Ranked among the top golf courses in Massachusetts is the 18-hole, city-operated The Meadow at Peabody. 80 Granite St., 978-532-9390, peabodymeadowgolf.com
Subs and sandwiches are the specialty at Santoro’s of Peabody. 41 Main St., 978-532-2791, santoros.com
A throwback atmosphere and hearty food make The Little Depot Diner a Peabody institution. 1 Railroad Ave., 978-977-7775, thelittledepotdiner.com
Enjoy a traditional Brazilian steak house at Oliveira’s Restaurant. 150 Main St., 978-532-1530, oliveirasrestaurante.com
Handmade items, doll clothing, and children’s attire make Teresa’s Crafters Boutique a unique shopping spot. 71 Main St., 978-531-2624, teresascraftersboutique.com
The historic homes, buildings, and collections of the Peabody Historical Society & Museum provide a glimpse into the city’s history, including the Nathaniel Felton Senior and Junior Houses. 978-531- 0805, peabodyhistorical.org

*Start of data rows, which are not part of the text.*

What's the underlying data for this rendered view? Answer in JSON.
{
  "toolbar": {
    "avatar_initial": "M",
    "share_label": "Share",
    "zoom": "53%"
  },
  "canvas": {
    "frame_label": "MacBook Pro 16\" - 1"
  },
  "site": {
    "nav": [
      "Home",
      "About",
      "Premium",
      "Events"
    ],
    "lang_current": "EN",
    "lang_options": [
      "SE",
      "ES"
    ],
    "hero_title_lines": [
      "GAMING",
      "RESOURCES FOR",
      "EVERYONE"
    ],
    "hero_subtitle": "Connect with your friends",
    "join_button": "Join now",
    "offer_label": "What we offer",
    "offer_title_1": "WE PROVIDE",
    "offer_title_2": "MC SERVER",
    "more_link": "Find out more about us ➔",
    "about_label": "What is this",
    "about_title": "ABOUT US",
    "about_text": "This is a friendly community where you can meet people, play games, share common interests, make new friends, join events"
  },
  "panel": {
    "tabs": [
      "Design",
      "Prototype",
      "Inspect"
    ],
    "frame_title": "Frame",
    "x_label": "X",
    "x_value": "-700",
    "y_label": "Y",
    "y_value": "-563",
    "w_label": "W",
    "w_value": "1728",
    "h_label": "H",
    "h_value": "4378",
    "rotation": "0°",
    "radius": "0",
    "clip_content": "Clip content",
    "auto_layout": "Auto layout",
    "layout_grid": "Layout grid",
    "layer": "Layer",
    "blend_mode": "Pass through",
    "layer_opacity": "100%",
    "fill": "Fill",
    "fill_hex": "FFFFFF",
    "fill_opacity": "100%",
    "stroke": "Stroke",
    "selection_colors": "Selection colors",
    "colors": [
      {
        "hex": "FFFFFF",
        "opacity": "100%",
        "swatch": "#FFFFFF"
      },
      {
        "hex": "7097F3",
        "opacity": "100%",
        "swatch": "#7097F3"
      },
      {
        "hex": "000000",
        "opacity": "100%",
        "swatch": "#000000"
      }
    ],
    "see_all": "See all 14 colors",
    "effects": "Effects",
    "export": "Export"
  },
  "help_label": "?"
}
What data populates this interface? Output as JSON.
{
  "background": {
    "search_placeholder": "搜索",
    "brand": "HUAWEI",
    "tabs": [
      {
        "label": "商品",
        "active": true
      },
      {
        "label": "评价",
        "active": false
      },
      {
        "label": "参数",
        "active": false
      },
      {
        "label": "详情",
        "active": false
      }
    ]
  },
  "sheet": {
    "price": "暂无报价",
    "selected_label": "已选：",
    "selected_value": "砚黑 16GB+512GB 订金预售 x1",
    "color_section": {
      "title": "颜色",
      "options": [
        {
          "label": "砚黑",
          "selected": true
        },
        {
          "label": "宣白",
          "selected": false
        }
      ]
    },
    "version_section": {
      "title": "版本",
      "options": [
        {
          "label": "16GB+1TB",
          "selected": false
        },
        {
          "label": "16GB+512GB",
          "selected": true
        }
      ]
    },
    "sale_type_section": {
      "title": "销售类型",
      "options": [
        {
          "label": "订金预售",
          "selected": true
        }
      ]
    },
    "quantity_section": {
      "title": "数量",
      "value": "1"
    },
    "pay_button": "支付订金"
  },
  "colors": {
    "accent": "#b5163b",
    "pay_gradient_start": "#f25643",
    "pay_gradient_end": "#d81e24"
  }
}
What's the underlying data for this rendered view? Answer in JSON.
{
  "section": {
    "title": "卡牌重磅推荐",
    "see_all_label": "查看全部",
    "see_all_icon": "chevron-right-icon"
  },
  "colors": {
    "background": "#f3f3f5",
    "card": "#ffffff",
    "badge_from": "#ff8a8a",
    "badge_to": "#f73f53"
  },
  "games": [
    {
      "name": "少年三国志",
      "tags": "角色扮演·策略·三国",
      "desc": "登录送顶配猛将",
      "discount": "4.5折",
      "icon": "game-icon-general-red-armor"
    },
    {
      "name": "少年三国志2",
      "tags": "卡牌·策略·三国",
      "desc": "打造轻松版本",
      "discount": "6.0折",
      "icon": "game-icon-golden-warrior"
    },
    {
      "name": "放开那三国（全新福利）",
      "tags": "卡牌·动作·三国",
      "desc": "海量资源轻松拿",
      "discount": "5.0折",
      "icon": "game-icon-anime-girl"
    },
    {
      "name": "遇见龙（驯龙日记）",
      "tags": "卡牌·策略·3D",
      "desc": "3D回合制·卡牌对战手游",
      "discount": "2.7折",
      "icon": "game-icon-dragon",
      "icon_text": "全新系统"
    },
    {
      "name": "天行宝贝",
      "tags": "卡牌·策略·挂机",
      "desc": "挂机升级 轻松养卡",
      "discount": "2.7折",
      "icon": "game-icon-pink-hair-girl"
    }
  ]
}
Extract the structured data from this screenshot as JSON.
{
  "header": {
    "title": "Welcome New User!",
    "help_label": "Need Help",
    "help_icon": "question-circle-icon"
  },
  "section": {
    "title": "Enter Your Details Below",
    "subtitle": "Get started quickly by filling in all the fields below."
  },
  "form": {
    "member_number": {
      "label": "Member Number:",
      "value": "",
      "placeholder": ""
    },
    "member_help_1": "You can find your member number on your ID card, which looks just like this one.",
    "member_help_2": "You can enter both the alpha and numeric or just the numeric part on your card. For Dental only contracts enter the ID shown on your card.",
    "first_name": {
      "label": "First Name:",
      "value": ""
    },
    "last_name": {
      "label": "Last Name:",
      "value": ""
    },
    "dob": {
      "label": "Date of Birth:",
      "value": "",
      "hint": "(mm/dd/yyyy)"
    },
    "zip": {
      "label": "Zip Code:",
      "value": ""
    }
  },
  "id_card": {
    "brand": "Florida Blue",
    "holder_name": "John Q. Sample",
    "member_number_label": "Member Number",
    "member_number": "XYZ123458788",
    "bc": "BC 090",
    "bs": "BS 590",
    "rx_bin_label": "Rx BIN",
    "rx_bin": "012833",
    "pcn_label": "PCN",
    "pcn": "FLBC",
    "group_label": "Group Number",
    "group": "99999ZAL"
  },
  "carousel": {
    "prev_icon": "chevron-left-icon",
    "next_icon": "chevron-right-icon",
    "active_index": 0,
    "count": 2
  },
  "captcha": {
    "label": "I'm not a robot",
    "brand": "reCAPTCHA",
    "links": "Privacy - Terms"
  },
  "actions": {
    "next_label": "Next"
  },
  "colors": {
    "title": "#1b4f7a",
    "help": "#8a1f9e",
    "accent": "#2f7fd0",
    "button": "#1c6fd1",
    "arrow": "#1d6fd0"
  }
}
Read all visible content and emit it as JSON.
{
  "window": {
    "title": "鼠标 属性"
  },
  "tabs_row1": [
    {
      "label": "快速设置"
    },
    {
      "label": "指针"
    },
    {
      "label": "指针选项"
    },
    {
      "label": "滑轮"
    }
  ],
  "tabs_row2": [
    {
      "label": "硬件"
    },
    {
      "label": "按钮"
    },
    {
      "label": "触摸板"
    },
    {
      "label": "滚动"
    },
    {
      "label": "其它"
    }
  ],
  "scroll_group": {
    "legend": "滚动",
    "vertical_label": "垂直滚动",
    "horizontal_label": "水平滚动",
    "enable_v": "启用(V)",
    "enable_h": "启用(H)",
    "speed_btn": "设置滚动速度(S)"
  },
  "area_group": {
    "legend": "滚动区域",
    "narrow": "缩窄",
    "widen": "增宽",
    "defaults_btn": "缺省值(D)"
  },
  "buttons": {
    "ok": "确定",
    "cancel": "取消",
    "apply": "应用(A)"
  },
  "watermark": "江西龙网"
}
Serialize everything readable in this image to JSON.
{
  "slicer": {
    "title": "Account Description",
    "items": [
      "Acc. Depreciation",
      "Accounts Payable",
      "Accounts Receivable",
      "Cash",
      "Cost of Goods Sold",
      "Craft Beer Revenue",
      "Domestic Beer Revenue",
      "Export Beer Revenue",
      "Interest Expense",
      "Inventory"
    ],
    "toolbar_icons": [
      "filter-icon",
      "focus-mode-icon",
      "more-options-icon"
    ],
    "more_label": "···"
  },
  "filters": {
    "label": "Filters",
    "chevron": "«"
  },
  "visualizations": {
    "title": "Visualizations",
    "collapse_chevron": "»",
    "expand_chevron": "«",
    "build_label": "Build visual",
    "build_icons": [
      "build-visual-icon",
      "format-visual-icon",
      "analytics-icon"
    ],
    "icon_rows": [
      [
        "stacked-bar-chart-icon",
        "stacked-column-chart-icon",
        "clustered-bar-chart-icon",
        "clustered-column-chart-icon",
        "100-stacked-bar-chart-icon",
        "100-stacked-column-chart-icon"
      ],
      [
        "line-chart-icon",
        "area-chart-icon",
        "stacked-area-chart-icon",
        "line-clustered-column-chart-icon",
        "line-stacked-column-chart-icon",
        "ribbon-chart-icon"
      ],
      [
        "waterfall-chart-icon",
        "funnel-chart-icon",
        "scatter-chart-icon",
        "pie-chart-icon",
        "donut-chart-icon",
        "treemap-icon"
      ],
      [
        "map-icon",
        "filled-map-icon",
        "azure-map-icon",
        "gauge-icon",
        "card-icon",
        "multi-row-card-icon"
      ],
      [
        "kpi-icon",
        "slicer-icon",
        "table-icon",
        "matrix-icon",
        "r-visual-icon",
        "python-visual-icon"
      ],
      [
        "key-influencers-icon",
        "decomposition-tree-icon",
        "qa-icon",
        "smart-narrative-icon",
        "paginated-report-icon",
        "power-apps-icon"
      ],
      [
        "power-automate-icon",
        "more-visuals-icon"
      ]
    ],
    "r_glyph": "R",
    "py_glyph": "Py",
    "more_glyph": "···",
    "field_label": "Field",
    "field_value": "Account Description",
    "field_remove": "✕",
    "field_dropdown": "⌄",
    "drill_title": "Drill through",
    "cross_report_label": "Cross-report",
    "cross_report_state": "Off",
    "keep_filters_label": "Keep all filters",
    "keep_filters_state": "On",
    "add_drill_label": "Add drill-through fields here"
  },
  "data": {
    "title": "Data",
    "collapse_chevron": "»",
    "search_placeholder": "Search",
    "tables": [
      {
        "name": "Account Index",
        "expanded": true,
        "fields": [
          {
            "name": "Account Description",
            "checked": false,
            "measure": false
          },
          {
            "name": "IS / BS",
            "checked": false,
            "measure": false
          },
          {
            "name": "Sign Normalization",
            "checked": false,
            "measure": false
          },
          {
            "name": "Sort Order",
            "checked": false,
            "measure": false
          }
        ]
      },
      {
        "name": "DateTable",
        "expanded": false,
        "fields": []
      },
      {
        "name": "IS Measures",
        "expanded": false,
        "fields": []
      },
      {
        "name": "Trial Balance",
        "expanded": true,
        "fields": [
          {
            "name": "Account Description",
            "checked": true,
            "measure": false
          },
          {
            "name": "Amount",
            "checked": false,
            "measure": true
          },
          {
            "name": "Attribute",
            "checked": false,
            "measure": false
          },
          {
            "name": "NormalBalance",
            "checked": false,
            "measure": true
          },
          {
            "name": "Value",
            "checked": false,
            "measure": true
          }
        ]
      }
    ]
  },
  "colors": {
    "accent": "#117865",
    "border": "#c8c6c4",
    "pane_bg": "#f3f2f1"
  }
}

Flame-roasted lamb and steak are just a few of the beloved menu offerings at the half-century-old Wardhurst Restaurant & Bar. 31 Lynnfield St., 978-531-9730, thewardhurst.com
Land ’n Sea Restaurant offers just what its name promises. 67 Lynnfield St., 978-548- 6177, landnsearestaurant.com
Find new and used luxury vehicles at Lyon-Waugh Auto Group. 221 Andover St., 877-530-0807, bmwpeabody.com, lyonwaugh.com
Pellana Prime Steakhouse is a classic fine dining experience. 9 Sylvan St., 978-531-4800, pellanasteakhouse.com
Enjoy a little just-for-men pampering at the idyllic Men’s Spa at the Mansion. Rt. 1 South at Lake St.,978-854-5992 mensspaatthemansion.com
Find authentic handmade German sausage, as well as imported grocery items, beer, and wine at Karl’s Sausage Kitchen and European Market. 1 Bourbon St., 978-854- 6650, karlssausage.com
Bishop Fenwick is a private Catholic high school. 99 Margin St., 978-587-8300, fenwick.org